“Light in August” (1932) is set in the American South during the era of racial segregation and is focused chiefly on a protagonist named Joe Christmas. A man of black and white ancestry, Joe feels alienated from African-Americans as much as he does from white Americans, and he extends his brooding hostility toward both. Critics have attached religious significance to this character. He might be a Christ-symbol, but he could as easily be an anti-Christ-symbol. He is definitely a thug. In the opening of the second chapter, he makes his first appearance: ‘He did not look like a professional hobo in his professional rags, but there was something definitely rootless about him, as though no town nor city was his, no street, no walls, no square of earth his home.’
The epic novel’s plot is multifaceted and includes a large number of major and minor characters, but the dominant presence is Joe Christmas. He is suspected of having murdered a woman named Joanna Burden. The victim is a despised descendant of Northern abolitionists and had lived alone in a manor outside the town of Jefferson, Mississippi. Prior to the murder, Joe and a criminal colleague had moved into a cabin outside Joanna’s house, and eventually she and Joe had become lovers. When Joanna is finally found murdered, Joe becomes the primary suspect. The manhunt that follows is intensified when the citizens of Jefferson learn that the suspect is black, if only partly so.

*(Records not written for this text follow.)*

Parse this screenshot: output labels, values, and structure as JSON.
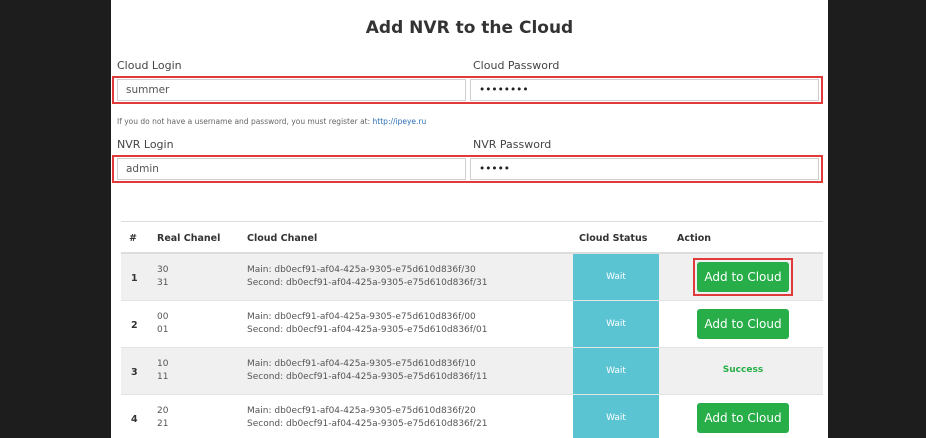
{
  "page": {
    "title": "Add NVR to the Cloud",
    "cloud_login_label": "Cloud Login",
    "cloud_password_label": "Cloud Password",
    "cloud_login_value": "summer",
    "cloud_password_value": "••••••••",
    "register_note": "If you do not have a username and password, you must register at:",
    "register_link": "http://ipeye.ru",
    "nvr_login_label": "NVR Login",
    "nvr_password_label": "NVR Password",
    "nvr_login_value": "admin",
    "nvr_password_value": "•••••"
  },
  "table": {
    "headers": [
      "#",
      "Real Chanel",
      "Cloud Chanel",
      "Cloud Status",
      "Action"
    ],
    "rows": [
      {
        "num": "1",
        "real_main": "30",
        "real_second": "31",
        "cloud_main": "Main: db0ecf91-af04-425a-9305-e75d610d836f/30",
        "cloud_second": "Second: db0ecf91-af04-425a-9305-e75d610d836f/31",
        "status": "Wait",
        "action": "Add to Cloud"
      },
      {
        "num": "2",
        "real_main": "00",
        "real_second": "01",
        "cloud_main": "Main: db0ecf91-af04-425a-9305-e75d610d836f/00",
        "cloud_second": "Second: db0ecf91-af04-425a-9305-e75d610d836f/01",
        "status": "Wait",
        "action": "Add to Cloud"
      },
      {
        "num": "3",
        "real_main": "10",
        "real_second": "11",
        "cloud_main": "Main: db0ecf91-af04-425a-9305-e75d610d836f/10",
        "cloud_second": "Second: db0ecf91-af04-425a-9305-e75d610d836f/11",
        "status": "Wait",
        "action": "Success"
      },
      {
        "num": "4",
        "real_main": "20",
        "real_second": "21",
        "cloud_main": "Main: db0ecf91-af04-425a-9305-e75d610d836f/20",
        "cloud_second": "Second: db0ecf91-af04-425a-9305-e75d610d836f/21",
        "status": "Wait",
        "action": "Add to Cloud"
      }
    ]
  },
  "colors": {
    "status_bg": "#5ac4d3",
    "button_bg": "#27ae48",
    "highlight": "#e03a3a",
    "success_text": "#27ae48"
  }
}
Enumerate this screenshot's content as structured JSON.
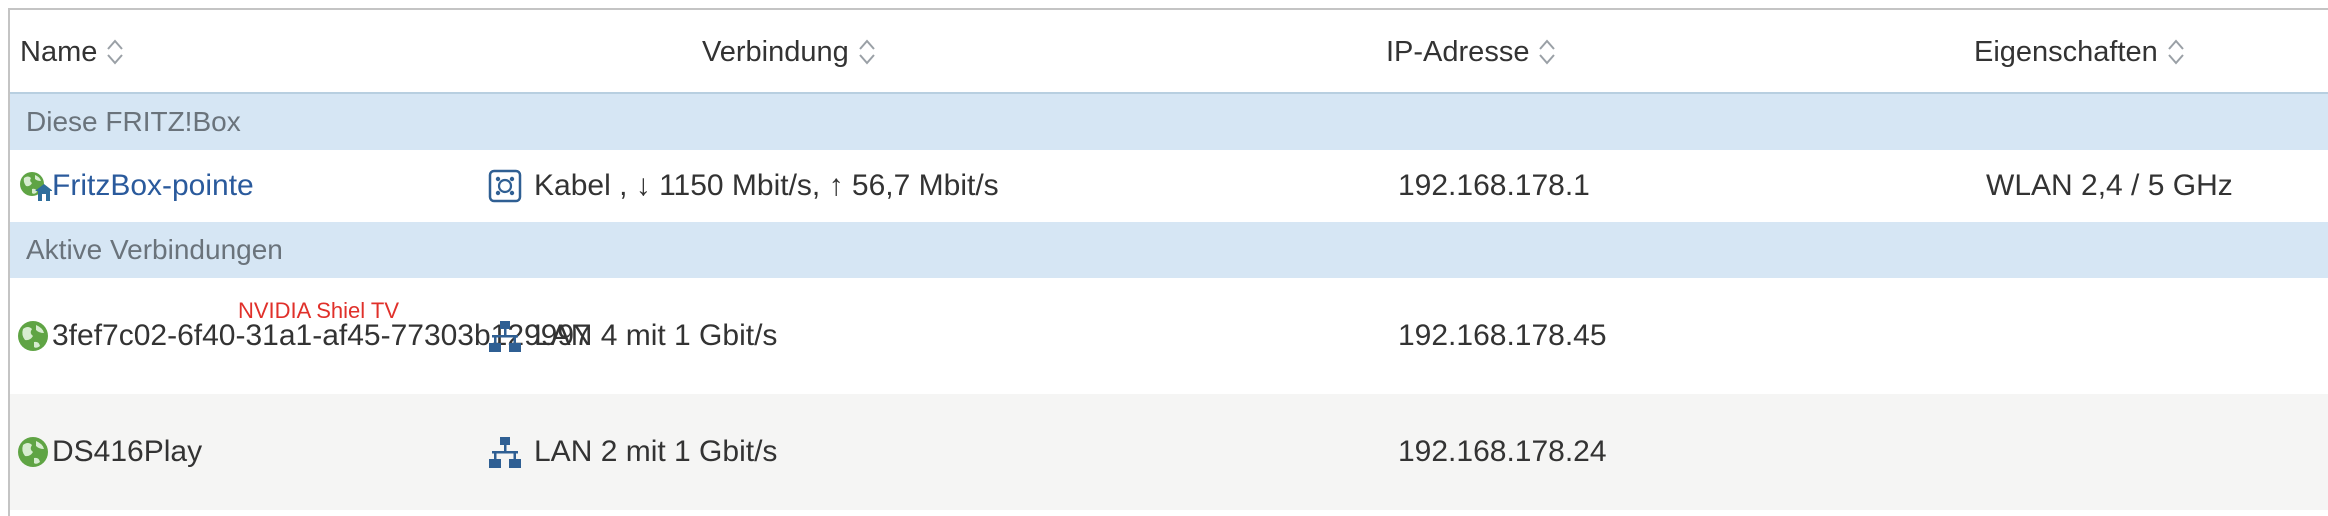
{
  "header": {
    "col_name": "Name",
    "col_connection": "Verbindung",
    "col_ip": "IP-Adresse",
    "col_properties": "Eigenschaften"
  },
  "groups": {
    "this_box": "Diese FRITZ!Box",
    "active": "Aktive Verbindungen"
  },
  "fritzbox": {
    "name": "FritzBox-pointe",
    "connection": "Kabel , ↓ 1150 Mbit/s, ↑ 56,7 Mbit/s",
    "ip": "192.168.178.1",
    "properties": "WLAN 2,4 / 5 GHz"
  },
  "devices": [
    {
      "name": "3fef7c02-6f40-31a1-af45-77303b129997",
      "annotation": "NVIDIA Shiel TV",
      "connection": "LAN 4 mit 1 Gbit/s",
      "ip": "192.168.178.45"
    },
    {
      "name": "DS416Play",
      "connection": "LAN 2 mit 1 Gbit/s",
      "ip": "192.168.178.24"
    }
  ],
  "colors": {
    "group_bg": "#d6e6f4",
    "link": "#2a5a9c",
    "globe": "#5fa444",
    "annotation": "#e0302a",
    "alt_row": "#f5f5f4"
  },
  "icons": {
    "sort": "sort-updown-icon",
    "device": "globe-icon",
    "router": "globe-home-icon",
    "cable": "cable-modem-icon",
    "lan": "network-lan-icon"
  }
}
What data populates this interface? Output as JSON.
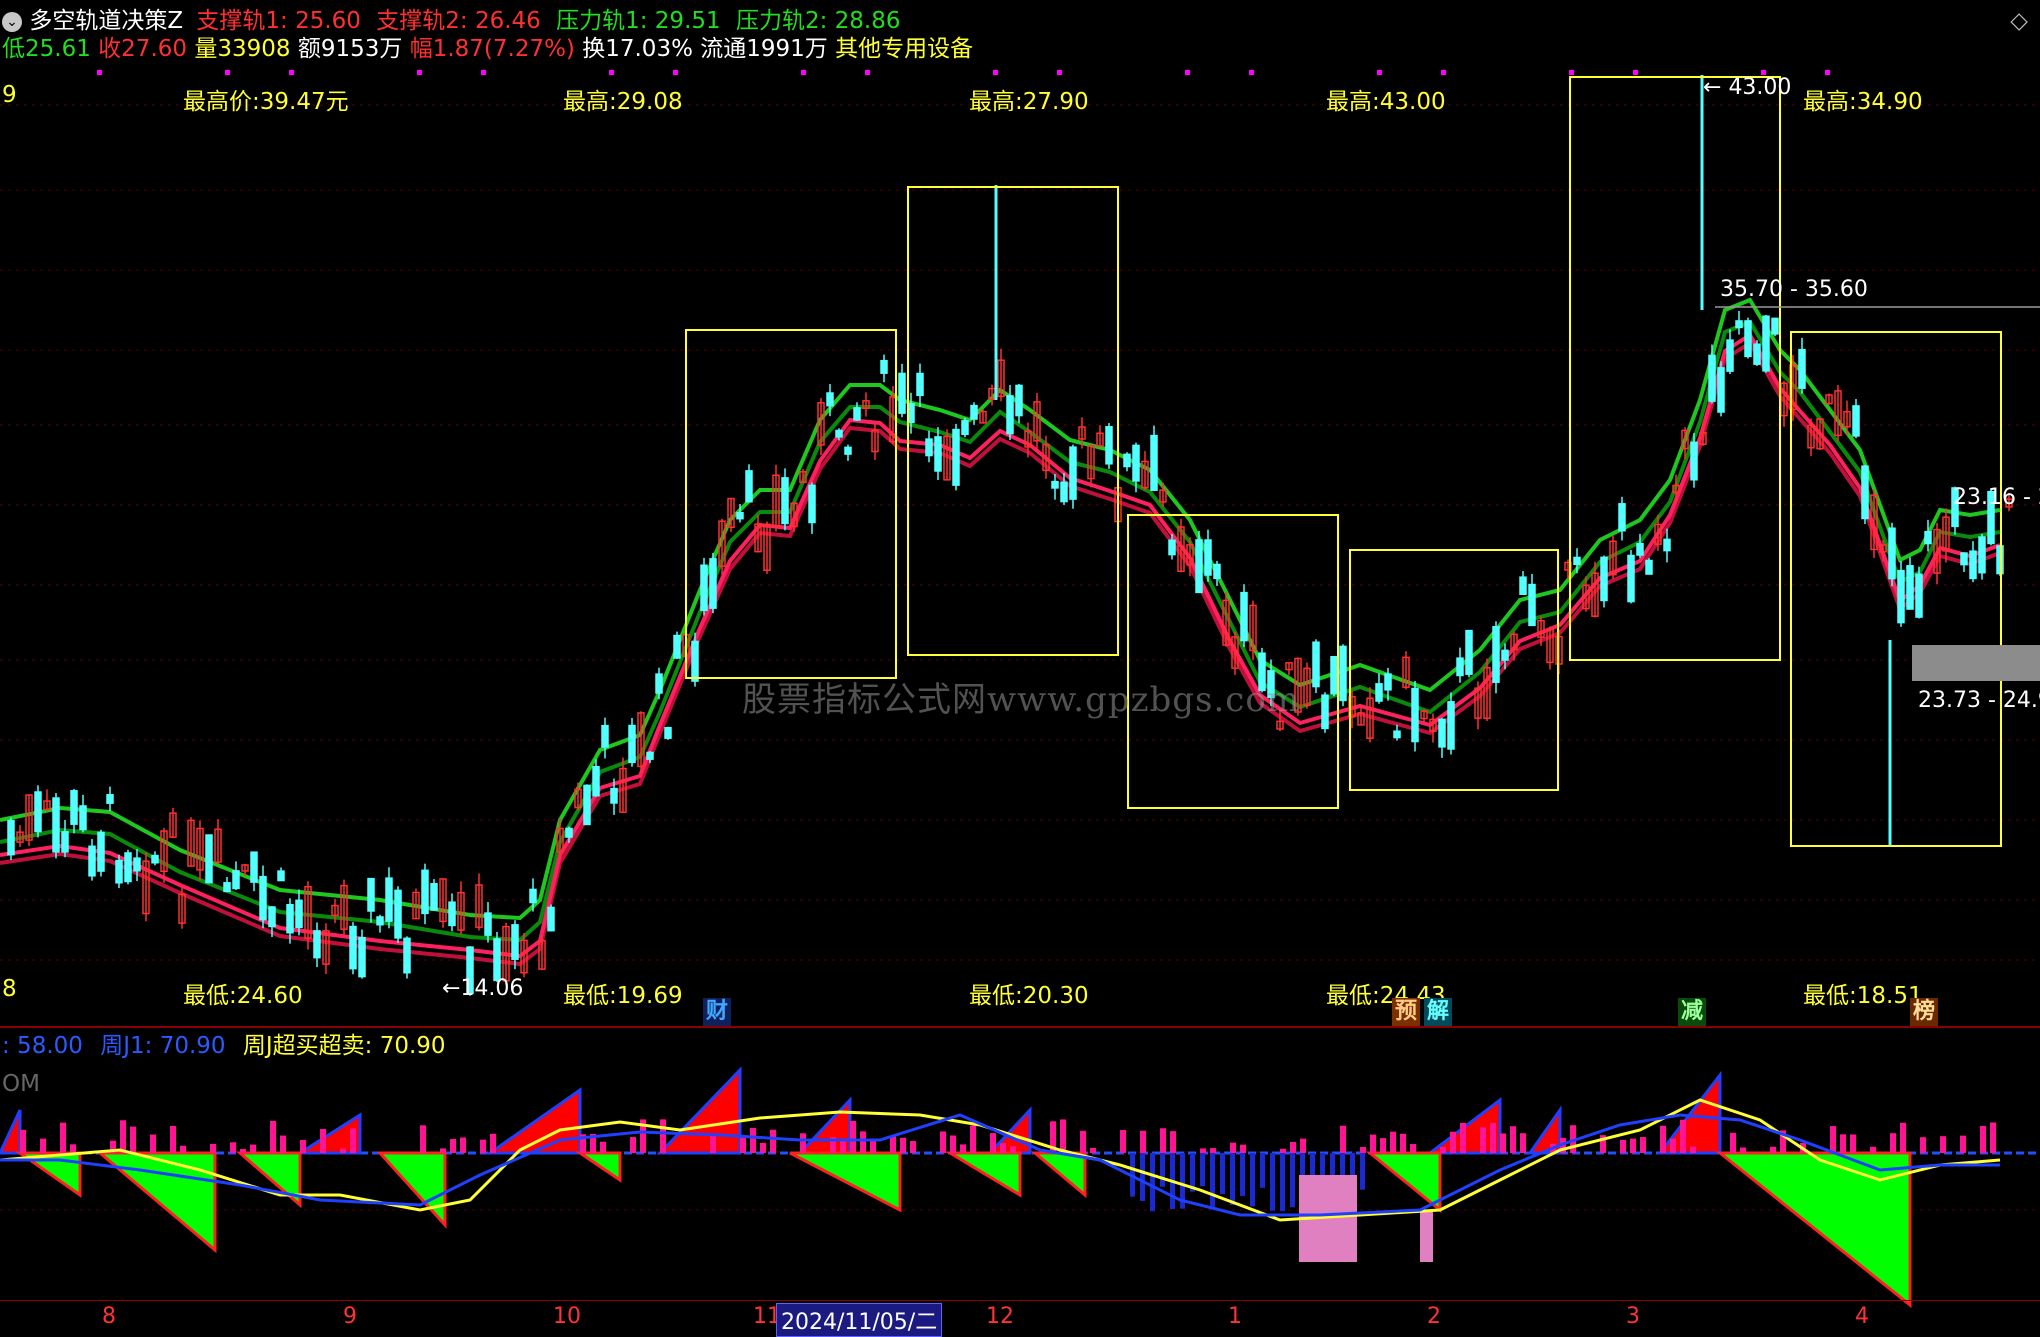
{
  "header": {
    "indicator_name": "多空轨道决策Z",
    "support1": "支撑轨1: 25.60",
    "support2": "支撑轨2: 26.46",
    "pressure1": "压力轨1: 29.51",
    "pressure2": "压力轨2: 28.86",
    "low": "低25.61",
    "close": "收27.60",
    "volume": "量33908",
    "amount": "额9153万",
    "amplitude": "幅1.87(7.27%)",
    "turnover": "换17.03%",
    "float": "流通1991万",
    "sector": "其他专用设备",
    "top_left_cut": "9",
    "bottom_left_cut": "8"
  },
  "highs": [
    "最高价:39.47元",
    "最高:29.08",
    "最高:27.90",
    "最高:43.00",
    "最高:34.90"
  ],
  "lows": [
    "最低:24.60",
    "最低:19.69",
    "最低:20.30",
    "最低:24.43",
    "最低:18.51"
  ],
  "price_marks": {
    "peak": "43.00",
    "trough": "14.06",
    "zone_upper": "35.70 - 35.60",
    "zone_mid": "23.16 - 2",
    "zone_lower": "23.73 - 24.9"
  },
  "event_tags": [
    {
      "text": "财",
      "color": "#3fa9ff",
      "bg": "#10205a"
    },
    {
      "text": "预",
      "color": "#ffcc88",
      "bg": "#7a3000"
    },
    {
      "text": "解",
      "color": "#66ffff",
      "bg": "#004a5a"
    },
    {
      "text": "减",
      "color": "#99ff99",
      "bg": "#0a4a0a"
    },
    {
      "text": "榜",
      "color": "#ffdd99",
      "bg": "#6a2a00"
    }
  ],
  "indicator": {
    "cut_value": ": 58.00",
    "j1": "周J1: 70.90",
    "j_label": "周J超买超卖: 70.90",
    "om": "OM"
  },
  "x_axis": [
    "8",
    "9",
    "10",
    "11",
    "12",
    "1",
    "2",
    "3",
    "4"
  ],
  "current_date": "2024/11/05/二",
  "watermark": "股票指标公式网www.gpzbgs.com",
  "colors": {
    "up": "#ff3030",
    "down": "#54ffff",
    "pressure": "#1ec81e",
    "pressure2": "#0a8a0a",
    "support": "#ff2060",
    "box": "#ffff33",
    "label": "#ffff33",
    "magenta": "#ff00ff"
  }
}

Joe Christmas is as enigmatic as he is memorable and he cannot be easily encapsulated. The racial component is only part of the equation. Equally important are his conflicts with women. He associates womankind with Sunday and with church, and also with gentleness and kindness ‘which he believed himself doomed to be forever victim of and which he hated worse than he did the hard and ruthless justice of men’. But this revolt against femininity suffers a final and horrific defeat when Joe is killed by a fanatic vigilante near the novel’s end. The paragraph in which this shocking murder is described left me outraged but also awestruck.
Religious symbolism is present throughout the novel and not exclusively in relation to Joe. A pregnant woman named Lena Grove and a woodworker named Byron Bunch seem to be patterned—loosely of course—after Mary and Joseph of the Bible. In any case these two characters convincingly epitomize, for me, male and female decency. Lena Grove is searching for a scoundrel named Lucas Burch who abandoned her after he learned of her pregnancy. In the course of her search, she meets Byron; the good man with whom she will undoubtedly settle. He helps her and cares for her, but holds back—shyly, exasperatingly—from declaring his love for her.
William Faulkner produced a sizable amount of deservedly celebrated fiction. But nothing can top “Light in August”. Had he written nothing else, I would still consider him one of the greatest novelists ever.